- **What is expected**
Please report, as a bare number, how many lines below include the string "subtitle".
============================================================
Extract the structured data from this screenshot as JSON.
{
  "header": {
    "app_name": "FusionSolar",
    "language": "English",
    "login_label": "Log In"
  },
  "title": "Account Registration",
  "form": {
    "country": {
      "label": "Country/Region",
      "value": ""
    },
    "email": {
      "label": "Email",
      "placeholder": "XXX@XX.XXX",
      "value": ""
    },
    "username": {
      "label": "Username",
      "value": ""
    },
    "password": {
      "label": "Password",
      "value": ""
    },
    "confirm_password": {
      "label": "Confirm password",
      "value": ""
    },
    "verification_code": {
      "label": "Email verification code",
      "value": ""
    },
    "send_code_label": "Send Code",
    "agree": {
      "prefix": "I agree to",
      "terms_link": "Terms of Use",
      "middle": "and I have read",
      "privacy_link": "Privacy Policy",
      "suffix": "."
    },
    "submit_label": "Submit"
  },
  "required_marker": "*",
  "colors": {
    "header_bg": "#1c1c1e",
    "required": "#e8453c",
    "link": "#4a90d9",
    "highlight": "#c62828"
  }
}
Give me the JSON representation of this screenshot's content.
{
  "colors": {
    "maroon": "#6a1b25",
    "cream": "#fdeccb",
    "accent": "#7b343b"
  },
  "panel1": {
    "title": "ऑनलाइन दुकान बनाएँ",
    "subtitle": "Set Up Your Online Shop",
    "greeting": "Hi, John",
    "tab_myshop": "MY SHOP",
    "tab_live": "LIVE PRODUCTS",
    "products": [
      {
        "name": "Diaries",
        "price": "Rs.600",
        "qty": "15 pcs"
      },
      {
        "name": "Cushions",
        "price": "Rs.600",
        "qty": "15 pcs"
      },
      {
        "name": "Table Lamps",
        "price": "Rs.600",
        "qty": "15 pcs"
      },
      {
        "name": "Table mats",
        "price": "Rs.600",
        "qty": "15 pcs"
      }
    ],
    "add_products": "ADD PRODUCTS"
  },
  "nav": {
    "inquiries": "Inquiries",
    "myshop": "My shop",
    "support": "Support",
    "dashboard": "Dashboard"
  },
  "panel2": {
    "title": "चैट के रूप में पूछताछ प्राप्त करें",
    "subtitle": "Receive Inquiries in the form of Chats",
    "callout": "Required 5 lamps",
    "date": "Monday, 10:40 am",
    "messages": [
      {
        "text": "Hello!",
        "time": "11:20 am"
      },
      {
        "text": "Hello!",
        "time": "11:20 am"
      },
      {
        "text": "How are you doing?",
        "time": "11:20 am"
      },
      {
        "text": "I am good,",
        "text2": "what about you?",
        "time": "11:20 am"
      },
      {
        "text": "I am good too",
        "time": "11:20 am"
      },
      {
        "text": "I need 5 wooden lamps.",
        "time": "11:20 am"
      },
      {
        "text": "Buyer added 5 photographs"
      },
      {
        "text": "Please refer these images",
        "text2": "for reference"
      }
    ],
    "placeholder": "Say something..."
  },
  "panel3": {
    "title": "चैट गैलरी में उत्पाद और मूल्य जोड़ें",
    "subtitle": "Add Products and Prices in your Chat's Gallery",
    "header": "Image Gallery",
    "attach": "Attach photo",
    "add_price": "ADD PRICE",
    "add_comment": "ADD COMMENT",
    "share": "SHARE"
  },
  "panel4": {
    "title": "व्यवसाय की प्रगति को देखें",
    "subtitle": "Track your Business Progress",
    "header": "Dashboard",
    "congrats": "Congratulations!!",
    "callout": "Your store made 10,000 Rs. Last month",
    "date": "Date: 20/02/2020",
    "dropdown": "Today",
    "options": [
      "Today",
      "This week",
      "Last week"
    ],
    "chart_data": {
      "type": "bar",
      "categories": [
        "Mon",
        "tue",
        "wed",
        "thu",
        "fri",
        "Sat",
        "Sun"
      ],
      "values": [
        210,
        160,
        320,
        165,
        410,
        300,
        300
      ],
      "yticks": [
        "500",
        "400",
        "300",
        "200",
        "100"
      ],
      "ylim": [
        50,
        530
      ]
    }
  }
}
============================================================
- **Answer to this problem**
4